_EXERCISE DATA_:

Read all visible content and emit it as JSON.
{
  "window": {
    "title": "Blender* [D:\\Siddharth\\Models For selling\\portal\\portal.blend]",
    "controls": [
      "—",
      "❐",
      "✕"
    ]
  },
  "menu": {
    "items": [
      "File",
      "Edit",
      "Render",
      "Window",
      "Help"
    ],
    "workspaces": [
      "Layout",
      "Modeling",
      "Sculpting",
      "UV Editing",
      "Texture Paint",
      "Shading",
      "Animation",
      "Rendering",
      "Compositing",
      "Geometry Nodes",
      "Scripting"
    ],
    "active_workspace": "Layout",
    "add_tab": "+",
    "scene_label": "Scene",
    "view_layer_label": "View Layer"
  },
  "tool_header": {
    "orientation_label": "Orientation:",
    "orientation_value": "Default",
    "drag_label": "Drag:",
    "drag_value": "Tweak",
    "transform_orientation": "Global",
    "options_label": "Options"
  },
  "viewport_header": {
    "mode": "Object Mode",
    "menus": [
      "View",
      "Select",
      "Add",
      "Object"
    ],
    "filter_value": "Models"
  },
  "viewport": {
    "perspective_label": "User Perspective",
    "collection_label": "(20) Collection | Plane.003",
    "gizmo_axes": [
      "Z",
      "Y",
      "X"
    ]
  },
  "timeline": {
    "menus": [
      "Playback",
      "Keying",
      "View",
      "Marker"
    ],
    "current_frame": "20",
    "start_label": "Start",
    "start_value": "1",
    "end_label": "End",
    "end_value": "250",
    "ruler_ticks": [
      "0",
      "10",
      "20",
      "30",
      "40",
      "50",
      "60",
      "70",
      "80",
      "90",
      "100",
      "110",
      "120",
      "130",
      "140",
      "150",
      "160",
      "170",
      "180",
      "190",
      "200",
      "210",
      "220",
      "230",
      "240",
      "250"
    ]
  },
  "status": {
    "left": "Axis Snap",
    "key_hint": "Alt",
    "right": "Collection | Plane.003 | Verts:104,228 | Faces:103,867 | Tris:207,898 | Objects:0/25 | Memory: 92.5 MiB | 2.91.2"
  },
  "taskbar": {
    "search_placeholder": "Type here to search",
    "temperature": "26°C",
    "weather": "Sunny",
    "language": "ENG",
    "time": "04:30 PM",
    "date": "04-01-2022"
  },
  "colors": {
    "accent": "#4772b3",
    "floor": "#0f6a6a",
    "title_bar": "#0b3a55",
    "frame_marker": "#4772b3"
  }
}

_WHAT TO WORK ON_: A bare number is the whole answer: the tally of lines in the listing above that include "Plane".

_ANSWER SPACE_: 2